Dataset:
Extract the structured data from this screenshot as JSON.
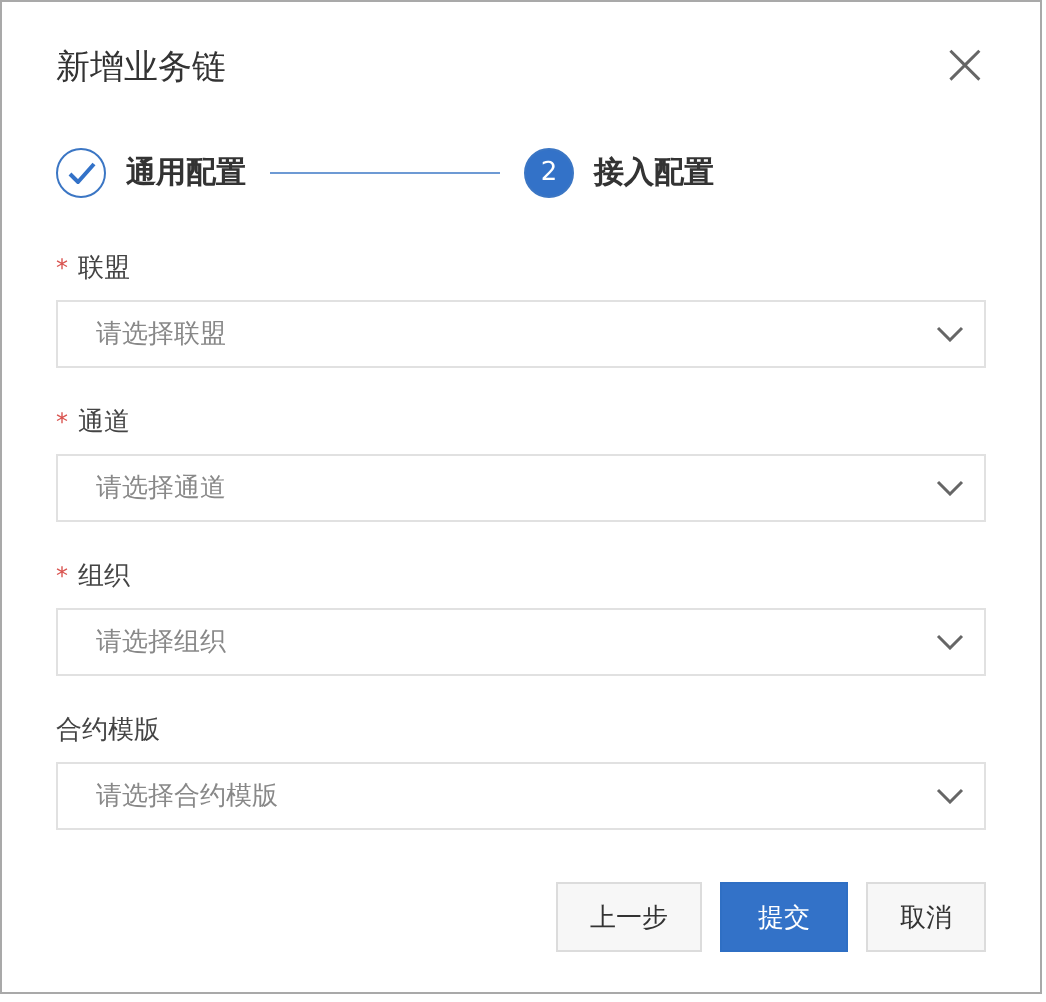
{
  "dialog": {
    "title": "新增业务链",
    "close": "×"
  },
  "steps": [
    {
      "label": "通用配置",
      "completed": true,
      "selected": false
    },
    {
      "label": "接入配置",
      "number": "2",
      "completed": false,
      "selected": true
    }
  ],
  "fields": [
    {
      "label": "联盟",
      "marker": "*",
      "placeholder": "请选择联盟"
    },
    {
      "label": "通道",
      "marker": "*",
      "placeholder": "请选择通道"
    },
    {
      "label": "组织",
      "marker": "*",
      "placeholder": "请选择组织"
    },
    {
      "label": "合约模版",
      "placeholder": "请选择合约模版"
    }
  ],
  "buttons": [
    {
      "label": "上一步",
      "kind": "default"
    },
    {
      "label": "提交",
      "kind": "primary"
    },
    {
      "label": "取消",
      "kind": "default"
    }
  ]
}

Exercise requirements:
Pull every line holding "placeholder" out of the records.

Task result:
      "placeholder": "请选择联盟"
      "placeholder": "请选择通道"
      "placeholder": "请选择组织"
      "placeholder": "请选择合约模版"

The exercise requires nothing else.